» **Task inputs**
- Opening Delimiter -

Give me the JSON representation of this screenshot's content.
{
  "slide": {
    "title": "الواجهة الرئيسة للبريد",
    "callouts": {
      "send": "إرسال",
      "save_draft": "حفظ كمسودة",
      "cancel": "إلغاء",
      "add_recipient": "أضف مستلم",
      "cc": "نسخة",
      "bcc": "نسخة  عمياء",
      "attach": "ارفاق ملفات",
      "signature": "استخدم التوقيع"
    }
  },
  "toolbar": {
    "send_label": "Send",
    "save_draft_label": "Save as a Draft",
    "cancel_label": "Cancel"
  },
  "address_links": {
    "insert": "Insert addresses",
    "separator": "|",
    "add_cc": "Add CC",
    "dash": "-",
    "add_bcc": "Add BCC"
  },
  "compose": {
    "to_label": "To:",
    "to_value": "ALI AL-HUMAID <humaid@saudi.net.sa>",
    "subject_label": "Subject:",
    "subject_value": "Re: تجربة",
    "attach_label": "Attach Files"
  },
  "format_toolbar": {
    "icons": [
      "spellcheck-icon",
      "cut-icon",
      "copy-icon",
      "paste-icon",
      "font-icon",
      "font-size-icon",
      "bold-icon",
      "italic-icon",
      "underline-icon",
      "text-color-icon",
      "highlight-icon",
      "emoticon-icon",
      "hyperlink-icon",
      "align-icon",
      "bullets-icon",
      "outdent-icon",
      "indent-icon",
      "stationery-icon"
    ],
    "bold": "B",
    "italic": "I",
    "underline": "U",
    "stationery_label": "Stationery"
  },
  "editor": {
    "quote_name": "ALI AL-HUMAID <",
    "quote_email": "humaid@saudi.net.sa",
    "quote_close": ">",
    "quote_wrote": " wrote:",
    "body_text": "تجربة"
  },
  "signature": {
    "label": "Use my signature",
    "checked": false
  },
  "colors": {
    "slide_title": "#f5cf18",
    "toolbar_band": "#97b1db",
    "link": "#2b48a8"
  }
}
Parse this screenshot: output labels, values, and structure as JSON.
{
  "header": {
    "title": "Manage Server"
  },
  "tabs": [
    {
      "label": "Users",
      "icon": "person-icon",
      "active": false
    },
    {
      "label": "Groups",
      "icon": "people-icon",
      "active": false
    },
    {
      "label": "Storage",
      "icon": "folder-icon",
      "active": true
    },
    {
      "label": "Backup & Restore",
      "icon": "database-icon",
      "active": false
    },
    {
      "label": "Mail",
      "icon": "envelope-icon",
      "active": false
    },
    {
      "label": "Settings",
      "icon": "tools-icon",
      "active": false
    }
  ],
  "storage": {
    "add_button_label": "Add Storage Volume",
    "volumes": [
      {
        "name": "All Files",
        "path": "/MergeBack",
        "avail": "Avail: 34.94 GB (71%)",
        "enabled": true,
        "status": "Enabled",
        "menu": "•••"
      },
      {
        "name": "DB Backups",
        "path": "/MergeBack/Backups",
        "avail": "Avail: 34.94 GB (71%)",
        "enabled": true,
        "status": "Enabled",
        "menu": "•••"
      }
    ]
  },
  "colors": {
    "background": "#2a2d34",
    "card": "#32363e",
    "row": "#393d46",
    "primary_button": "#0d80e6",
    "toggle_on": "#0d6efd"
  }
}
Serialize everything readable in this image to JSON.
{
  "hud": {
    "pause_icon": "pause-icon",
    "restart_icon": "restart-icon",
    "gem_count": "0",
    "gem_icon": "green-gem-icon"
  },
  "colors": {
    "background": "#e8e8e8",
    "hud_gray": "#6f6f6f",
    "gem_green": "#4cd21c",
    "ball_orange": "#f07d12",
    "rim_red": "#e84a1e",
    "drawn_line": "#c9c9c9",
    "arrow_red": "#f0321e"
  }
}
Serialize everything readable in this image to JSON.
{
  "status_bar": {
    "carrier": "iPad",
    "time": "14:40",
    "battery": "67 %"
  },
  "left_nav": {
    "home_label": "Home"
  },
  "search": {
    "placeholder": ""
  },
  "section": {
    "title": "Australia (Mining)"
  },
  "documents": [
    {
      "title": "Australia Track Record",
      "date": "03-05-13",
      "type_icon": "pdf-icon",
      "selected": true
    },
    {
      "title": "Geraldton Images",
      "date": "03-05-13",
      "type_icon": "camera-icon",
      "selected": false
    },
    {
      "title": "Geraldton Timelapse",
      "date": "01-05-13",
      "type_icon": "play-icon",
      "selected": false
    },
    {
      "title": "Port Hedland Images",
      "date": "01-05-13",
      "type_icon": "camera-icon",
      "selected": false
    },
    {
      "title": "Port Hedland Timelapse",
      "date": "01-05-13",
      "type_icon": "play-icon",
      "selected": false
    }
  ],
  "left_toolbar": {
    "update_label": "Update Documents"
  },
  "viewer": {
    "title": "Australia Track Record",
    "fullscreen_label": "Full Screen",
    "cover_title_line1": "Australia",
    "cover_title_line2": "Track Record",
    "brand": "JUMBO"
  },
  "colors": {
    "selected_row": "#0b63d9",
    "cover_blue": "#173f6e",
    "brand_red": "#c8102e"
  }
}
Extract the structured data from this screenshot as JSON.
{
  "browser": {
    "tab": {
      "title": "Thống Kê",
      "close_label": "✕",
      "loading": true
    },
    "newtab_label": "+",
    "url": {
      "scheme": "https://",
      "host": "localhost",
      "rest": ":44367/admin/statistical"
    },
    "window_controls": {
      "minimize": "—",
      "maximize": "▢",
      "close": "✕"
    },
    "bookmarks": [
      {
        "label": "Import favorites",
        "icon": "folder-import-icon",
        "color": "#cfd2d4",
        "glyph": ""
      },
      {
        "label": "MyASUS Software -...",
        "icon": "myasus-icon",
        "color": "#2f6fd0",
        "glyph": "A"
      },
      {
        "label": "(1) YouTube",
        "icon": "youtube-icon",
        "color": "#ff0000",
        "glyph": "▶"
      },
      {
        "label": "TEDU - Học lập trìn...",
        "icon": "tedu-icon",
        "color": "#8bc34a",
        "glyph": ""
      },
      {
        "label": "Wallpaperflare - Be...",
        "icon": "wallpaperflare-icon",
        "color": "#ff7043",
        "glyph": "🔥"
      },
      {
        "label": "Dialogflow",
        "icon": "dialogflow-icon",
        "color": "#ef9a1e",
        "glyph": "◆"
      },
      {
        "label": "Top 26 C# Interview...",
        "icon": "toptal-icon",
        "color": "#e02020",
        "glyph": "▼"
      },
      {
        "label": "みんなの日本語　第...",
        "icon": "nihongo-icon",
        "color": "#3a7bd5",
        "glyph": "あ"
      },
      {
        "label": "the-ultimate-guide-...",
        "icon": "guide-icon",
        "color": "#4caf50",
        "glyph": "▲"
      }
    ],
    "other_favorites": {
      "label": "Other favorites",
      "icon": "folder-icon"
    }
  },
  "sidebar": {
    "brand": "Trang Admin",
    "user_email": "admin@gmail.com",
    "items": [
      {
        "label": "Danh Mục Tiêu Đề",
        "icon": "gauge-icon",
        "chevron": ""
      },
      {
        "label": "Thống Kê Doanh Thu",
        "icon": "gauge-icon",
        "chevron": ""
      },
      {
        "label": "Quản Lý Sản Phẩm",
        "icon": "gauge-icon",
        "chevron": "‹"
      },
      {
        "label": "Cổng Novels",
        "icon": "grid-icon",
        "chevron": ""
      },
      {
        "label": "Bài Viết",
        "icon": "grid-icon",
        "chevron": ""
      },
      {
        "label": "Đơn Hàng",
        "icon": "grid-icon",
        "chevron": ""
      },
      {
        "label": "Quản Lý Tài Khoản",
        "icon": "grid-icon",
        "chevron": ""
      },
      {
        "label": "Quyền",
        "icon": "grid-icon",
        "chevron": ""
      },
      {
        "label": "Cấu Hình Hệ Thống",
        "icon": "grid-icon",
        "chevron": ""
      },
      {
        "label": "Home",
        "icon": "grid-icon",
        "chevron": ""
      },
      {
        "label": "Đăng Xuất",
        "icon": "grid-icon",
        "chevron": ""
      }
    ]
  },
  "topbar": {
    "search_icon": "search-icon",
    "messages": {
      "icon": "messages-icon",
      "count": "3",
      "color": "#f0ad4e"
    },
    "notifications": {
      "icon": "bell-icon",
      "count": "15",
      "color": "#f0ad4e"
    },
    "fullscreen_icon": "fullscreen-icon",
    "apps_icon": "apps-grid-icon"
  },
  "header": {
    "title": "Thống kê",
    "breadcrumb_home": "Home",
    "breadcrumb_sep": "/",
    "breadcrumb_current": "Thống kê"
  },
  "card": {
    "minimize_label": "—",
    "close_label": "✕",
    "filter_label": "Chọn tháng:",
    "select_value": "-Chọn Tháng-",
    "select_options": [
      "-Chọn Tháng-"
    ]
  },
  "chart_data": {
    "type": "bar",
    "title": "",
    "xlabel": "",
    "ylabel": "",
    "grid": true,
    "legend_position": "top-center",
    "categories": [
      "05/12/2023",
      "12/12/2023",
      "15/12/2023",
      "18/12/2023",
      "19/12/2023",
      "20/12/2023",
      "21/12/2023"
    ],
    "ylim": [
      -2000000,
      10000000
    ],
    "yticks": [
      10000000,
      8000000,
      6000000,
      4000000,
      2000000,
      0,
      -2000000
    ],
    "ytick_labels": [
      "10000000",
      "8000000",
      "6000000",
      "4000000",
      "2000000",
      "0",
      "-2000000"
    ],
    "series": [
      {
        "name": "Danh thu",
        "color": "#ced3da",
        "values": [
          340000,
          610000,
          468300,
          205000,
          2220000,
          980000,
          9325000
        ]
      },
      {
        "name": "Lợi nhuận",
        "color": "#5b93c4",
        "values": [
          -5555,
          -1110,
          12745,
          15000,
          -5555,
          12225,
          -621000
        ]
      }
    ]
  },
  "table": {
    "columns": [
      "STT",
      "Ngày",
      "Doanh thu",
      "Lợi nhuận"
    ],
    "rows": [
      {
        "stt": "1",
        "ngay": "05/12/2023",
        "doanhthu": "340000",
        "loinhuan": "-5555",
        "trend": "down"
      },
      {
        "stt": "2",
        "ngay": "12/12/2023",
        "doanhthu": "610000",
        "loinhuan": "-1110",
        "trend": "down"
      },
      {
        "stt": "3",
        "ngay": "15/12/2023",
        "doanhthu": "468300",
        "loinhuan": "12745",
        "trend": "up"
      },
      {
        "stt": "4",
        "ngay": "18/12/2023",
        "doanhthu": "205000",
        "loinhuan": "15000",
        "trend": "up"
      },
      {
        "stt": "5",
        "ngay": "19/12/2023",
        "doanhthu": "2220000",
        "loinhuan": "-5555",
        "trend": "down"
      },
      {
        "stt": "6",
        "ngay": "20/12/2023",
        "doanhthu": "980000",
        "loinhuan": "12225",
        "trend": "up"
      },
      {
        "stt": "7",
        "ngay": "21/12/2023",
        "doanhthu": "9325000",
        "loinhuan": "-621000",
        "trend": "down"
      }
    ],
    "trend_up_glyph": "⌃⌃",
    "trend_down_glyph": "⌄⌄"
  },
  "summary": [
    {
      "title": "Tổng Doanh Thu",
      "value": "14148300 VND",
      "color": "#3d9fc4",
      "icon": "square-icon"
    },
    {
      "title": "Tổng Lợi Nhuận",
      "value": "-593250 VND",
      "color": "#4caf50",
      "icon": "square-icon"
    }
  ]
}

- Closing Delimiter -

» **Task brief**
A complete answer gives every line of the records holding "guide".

» **Task answer**
        "label": "the-ultimate-guide-...",
        "icon": "guide-icon",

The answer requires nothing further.